Fast forward to this week in May 2017. Many budgets have come and gone, and we've written dozens and dozens of budget posts, many comparing actual state funding to the personal income benchmark (with cheery titles like "Gov Gives UC Just About Nothing" and "The Old State Funding Model is Dead") and calling for faculty and UCOP to put out the strongest possible proposals to support full UC quality-- to budget the full costs of a Real UC and endlessly explain its educational necessity.

What we are living through now is basically one half of the Compact that Arnold abrogated in 2008-09: we got the famous third round of double digit state cuts, followed by the 3-4 percent annual increases that don't really keep up with higher ed cost inflation, but not the annual tuition increases. Like the Senate, we opposed the Compact for increasing tuition at twice the rate of state funding. This was, to repeat, the deliberate privatization of core revenue streams. And yet the size of the combined revenue streams was in the ballpark of UC need, while our current Half-Compact has produced permanent austerity and structural deficits.

Today, UC's combined tuition and state funding revenues are below their 2007-08 levels. Net tuition has in my calculations gone from about $1.57 billion to $3 billion (p 224) in ten years, for an increase in tuition income of $1.45 billion when adjusted for ten-year inflation (20 percent). Then there's state funding. When we adjust it for inflation and for new capital and bond servicing costs now deducted from the state funds) at around 13 percent of the total general fund allocation, we find that per student state funding wasn't even flat for ten years: it declined by one third, meaning that about $1 billion less in adjusted dollars was available for operations. If we correct for the decade's enrollment growth of nearly 20 percent, per student general funding is one fifth less than that minus 1/3rd, which effectively wipes out all of the net tuition gains. Tuition increases have not made up for any of the real dollar declines in state funding, even after six years of supposed recovery.

Remember too that this is before we throw in the pension wild card. At the current level of a 15 percent employer share of a payroll that is 47% of $31.5 billion in total UC expenditures (p 39), this is $2.2 billion annual cost for UC overall that it did not pay in 2007-08. Even if most of the employer cost of the pension is incurred and funded by non-state payroll (medical center and national laboratory staff, etc), and  the state share is one-third of the total, the campuses need to find over $700 million a year from core funds that are mostly state general fund and student tuition.  Having gone back and forth with one UC budget insider about the share of state funding that covers the annual UC employer contribution, I think it's reasonable to conclude that the General Fund allocation for this expense has gone from $0 in 2007-08 to $200-300 million in 2017-18.

In short, we've just lived through another Lost Decade of funding, and through a large net operating funding reduction.  UC is unfortunately a textbook case of the decline cycle I analyze in The Great Mistake, which is created by divergence from public-good funding philosophies. 
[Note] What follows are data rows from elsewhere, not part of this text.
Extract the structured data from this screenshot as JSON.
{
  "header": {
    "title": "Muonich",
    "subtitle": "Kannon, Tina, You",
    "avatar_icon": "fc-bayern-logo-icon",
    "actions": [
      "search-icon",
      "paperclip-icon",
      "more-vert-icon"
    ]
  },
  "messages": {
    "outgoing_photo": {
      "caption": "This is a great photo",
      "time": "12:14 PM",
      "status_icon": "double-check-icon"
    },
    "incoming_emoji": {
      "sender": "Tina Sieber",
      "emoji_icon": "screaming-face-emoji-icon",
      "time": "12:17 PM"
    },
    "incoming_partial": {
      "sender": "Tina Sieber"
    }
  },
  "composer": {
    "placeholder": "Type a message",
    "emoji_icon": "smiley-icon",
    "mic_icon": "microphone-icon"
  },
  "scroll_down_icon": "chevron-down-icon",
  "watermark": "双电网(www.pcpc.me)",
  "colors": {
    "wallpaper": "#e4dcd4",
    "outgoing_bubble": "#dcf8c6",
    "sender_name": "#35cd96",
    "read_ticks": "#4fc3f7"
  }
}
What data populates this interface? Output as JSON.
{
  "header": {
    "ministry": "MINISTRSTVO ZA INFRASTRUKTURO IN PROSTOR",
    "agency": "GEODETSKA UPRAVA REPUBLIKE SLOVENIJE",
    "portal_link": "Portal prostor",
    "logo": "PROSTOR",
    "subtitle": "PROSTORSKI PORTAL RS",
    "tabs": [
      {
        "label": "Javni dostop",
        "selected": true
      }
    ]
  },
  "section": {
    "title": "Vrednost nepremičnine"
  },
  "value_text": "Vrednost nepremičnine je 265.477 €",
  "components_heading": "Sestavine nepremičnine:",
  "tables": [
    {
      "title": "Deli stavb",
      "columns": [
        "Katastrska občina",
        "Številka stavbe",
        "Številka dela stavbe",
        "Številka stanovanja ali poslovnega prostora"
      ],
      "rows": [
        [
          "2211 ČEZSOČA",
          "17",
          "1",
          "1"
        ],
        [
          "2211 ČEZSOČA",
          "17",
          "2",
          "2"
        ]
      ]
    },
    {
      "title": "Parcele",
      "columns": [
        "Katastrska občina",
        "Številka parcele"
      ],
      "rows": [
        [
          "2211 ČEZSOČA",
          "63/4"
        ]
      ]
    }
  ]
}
You might be interested in our new report, The $48 Fix, which shows that the 2001 Pathway is still in easy financial reach--but strictly on a public good basis.
Posted by Chris Newfield | Comments: 2